Luxury brands must adapt

03 January 2011

SHANGHAI: Luxury brands will have to focus on engaging shoppers, ecommerce and corporate social responsibility to drive up revenues, a multimarket study by McKinsey has argued.

The consultancy reported that while high-end retailers were enjoying annual growth of around 9% before the downturn, sales fell by 13 percentage points from 2007-09, with manufacturers suffering more heavily still.

Based on a survey of 5,000 luxury consumers in the US, China and Europe, it predicted conditions may not return to their pre-recessionary form.

For example, although demand for handbags remains robust, 26% of women now visit stores providing lower prices and cheaper brands.

A further 38% solely bought discounted items and just a quarter had not modified their habits, totals broadly indicative of those observable elsewhere.

Indeed, 40% of Americans, and almost a third of Europeans, suggested they only splash out on luxury goods available on sale.

However, attitudes differed among the Chinese panel, a majority of which thought higher prices signified better quality.

Extra factors impacting the sector include a desire for products and services that add value, carry an "emotional punch" or can be frequently used.

Roughly 30% of the US and European samples, and over 50% of Chinese respondents, would meet the full asking price for an offering they considered to be a "classic".

One emerging shift is a preference for "responsible consumption", McKinsey's analysis revealed.

It found 40% of US and European participants, and an even greater number of Chinese buyers, felt guilty after making category purchases or believed it is "distasteful to show them off."

Sustainability, ethical policies and employee welfare are some wider issues gaining traction, but fewer than 20% of interviewees stated these matters determine their actual behaviour at present.

"This is a trend worth watching," McKinsey said.

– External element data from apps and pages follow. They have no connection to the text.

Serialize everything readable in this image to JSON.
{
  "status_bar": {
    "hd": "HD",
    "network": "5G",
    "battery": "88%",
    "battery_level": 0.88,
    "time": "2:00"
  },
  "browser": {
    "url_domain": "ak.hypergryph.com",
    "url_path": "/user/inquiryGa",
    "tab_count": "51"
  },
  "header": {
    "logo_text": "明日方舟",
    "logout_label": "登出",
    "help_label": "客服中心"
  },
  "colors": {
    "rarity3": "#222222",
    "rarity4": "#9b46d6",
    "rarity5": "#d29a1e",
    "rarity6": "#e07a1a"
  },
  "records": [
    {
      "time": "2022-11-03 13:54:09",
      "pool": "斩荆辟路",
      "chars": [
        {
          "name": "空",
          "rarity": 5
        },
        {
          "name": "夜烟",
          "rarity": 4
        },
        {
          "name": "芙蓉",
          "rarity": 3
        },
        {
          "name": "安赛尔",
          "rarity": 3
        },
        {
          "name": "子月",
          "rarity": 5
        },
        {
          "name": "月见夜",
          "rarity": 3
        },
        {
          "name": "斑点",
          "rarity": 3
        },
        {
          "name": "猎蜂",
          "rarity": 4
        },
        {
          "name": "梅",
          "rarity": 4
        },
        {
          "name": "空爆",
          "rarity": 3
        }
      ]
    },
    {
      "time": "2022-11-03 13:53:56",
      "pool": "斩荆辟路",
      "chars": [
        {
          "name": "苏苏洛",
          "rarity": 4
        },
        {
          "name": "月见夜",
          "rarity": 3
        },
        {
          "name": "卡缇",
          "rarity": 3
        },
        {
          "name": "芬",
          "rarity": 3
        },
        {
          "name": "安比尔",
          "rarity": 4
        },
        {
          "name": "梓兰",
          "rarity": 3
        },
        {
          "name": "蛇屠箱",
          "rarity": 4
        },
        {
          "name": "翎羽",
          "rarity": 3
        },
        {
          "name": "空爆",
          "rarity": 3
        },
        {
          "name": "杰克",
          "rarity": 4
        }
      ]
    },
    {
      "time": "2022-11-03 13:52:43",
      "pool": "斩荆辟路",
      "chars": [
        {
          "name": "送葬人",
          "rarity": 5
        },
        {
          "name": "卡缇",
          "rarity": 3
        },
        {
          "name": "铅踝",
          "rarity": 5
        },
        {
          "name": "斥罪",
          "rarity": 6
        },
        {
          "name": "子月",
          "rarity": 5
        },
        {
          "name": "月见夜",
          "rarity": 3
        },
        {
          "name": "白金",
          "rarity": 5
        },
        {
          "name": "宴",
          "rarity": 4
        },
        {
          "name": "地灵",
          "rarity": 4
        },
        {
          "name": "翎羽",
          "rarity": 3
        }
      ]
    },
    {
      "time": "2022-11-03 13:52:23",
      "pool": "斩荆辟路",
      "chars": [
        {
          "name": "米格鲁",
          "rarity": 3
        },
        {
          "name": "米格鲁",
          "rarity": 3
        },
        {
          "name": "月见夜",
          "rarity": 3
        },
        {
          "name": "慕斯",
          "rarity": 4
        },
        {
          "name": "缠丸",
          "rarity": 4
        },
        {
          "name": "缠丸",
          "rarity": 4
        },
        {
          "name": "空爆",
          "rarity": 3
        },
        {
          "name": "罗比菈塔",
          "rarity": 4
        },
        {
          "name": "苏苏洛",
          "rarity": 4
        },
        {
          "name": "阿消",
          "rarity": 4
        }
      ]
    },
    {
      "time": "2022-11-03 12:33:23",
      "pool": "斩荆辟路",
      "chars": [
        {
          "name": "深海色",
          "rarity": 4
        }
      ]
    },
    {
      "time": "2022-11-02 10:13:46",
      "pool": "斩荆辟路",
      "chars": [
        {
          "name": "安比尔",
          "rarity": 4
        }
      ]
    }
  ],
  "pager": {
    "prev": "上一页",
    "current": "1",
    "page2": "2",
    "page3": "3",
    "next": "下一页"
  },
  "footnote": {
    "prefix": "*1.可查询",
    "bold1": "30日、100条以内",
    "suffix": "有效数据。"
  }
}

Ecommerce is also anticipated to play a much stronger role in shaping the luxury industry's prospects, with its market share set to climb from 3% in 2009 and hit 5% in 2011.

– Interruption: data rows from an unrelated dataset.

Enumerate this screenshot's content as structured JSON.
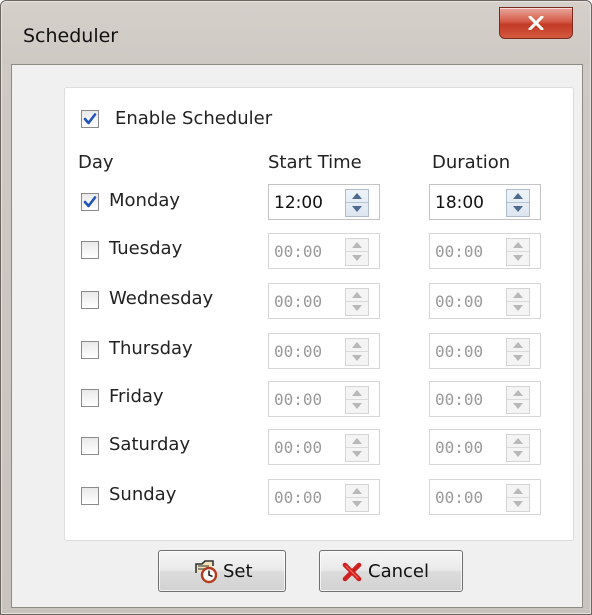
{
  "window": {
    "title": "Scheduler",
    "close_glyph": "x"
  },
  "enable": {
    "label": "Enable Scheduler",
    "checked": true
  },
  "headers": {
    "day": "Day",
    "start": "Start Time",
    "duration": "Duration"
  },
  "days": [
    {
      "label": "Monday",
      "checked": true,
      "start": "12:00",
      "duration": "18:00"
    },
    {
      "label": "Tuesday",
      "checked": false,
      "start": "00:00",
      "duration": "00:00"
    },
    {
      "label": "Wednesday",
      "checked": false,
      "start": "00:00",
      "duration": "00:00"
    },
    {
      "label": "Thursday",
      "checked": false,
      "start": "00:00",
      "duration": "00:00"
    },
    {
      "label": "Friday",
      "checked": false,
      "start": "00:00",
      "duration": "00:00"
    },
    {
      "label": "Saturday",
      "checked": false,
      "start": "00:00",
      "duration": "00:00"
    },
    {
      "label": "Sunday",
      "checked": false,
      "start": "00:00",
      "duration": "00:00"
    }
  ],
  "buttons": {
    "set": {
      "label": "Set",
      "icon": "clock-schedule-icon"
    },
    "cancel": {
      "label": "Cancel",
      "icon": "red-x-icon"
    }
  },
  "colors": {
    "checkmark": "#1f56b8",
    "close_button": "#c9412c",
    "cancel_x": "#d01f1f"
  }
}
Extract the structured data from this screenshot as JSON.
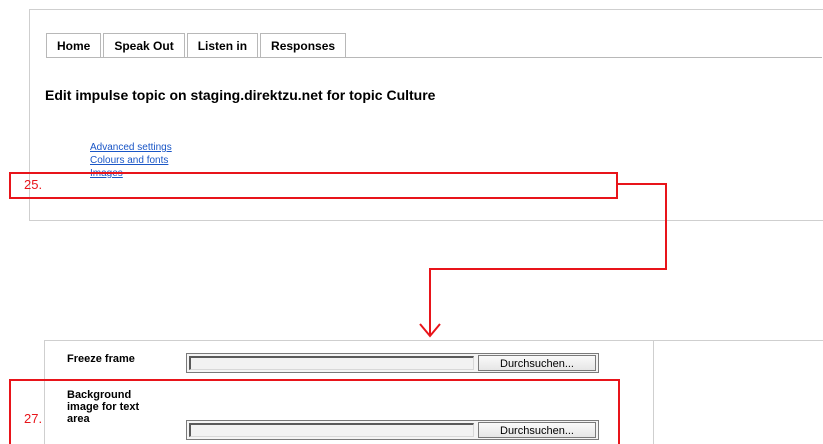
{
  "tabs": [
    {
      "label": "Home"
    },
    {
      "label": "Speak Out"
    },
    {
      "label": "Listen in"
    },
    {
      "label": "Responses"
    }
  ],
  "page_title": "Edit impulse topic on staging.direktzu.net for topic Culture",
  "links": [
    {
      "label": "Advanced settings"
    },
    {
      "label": "Colours and fonts"
    },
    {
      "label": "Images"
    }
  ],
  "annotations": {
    "step_25": "25.",
    "step_27": "27.",
    "highlight_color": "#e8141a"
  },
  "form": {
    "freeze_frame": {
      "label": "Freeze frame",
      "value": "",
      "button_label": "Durchsuchen..."
    },
    "background_image": {
      "label": "Background image for text area",
      "value": "",
      "button_label": "Durchsuchen..."
    }
  },
  "colors": {
    "link": "#1a56c6",
    "annotation": "#e8141a",
    "panel_border": "#cfcfcf"
  }
}
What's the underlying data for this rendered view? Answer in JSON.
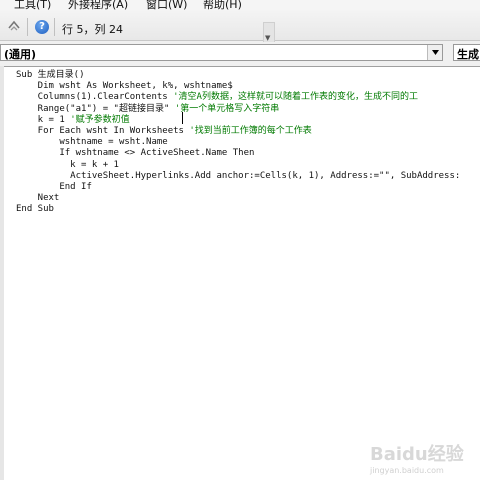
{
  "menu": {
    "items": [
      "工具(T)",
      "外接程序(A)",
      "窗口(W)",
      "帮助(H)"
    ]
  },
  "toolbar": {
    "position_text": "行 5，列 24",
    "icons": [
      "toolbox-icon",
      "help-icon"
    ]
  },
  "combos": {
    "object": "(通用)",
    "procedure": "生成"
  },
  "code": {
    "lines": [
      {
        "code": "Sub 生成目录()",
        "comment": ""
      },
      {
        "code": "    Dim wsht As Worksheet, k%, wshtname$",
        "comment": ""
      },
      {
        "code": "    Columns(1).ClearContents ",
        "comment": "'清空A列数据，这样就可以随着工作表的变化，生成不同的工"
      },
      {
        "code": "    Range(\"a1\") = \"超链接目录\" ",
        "comment": "'第一个单元格写入字符串"
      },
      {
        "code": "    k = 1 ",
        "comment": "'赋予参数初值"
      },
      {
        "code": "    For Each wsht In Worksheets ",
        "comment": "'找到当前工作簿的每个工作表"
      },
      {
        "code": "        wshtname = wsht.Name",
        "comment": ""
      },
      {
        "code": "        If wshtname <> ActiveSheet.Name Then",
        "comment": ""
      },
      {
        "code": "          k = k + 1",
        "comment": ""
      },
      {
        "code": "          ActiveSheet.Hyperlinks.Add anchor:=Cells(k, 1), Address:=\"\", SubAddress:",
        "comment": ""
      },
      {
        "code": "        End If",
        "comment": ""
      },
      {
        "code": "    Next",
        "comment": ""
      },
      {
        "code": "End Sub",
        "comment": ""
      }
    ]
  },
  "watermark": {
    "text": "Baidu经验",
    "sub": "jingyan.baidu.com"
  }
}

Moreover, half of the adults questioned by McKinsey look online prior to completing a physical transaction, and the clientele of the most exclusive department stores typically double the average web spend of other netizens.

Finally, developing economies should deliver at least 80% of luxury growth by 2015.

China is due to fuel this process, contributing 40% of the expansion in global wealth during the next three years, and might overtake Japan in terms of national expenditure on high-end goods in the near future.

According to McKinsey's poll, nearly 40% of Chinese households with an income of $37,000 (€27,688; £23,834) bought a premium product in the preceding 12 months, falling to 15% regarding the equivalent demographic in the US.

"Luxury companies will have to manage complexity to a much greater degree than before: to use the internet shrewdly, to create inviting stores, to respond to social concerns and to sell a sense of tradition," it concluded.

"And they need to do all this while continuing to create both uniqueness and a sense of belonging."

Data sourced from McKinsey; additional content by Warc staff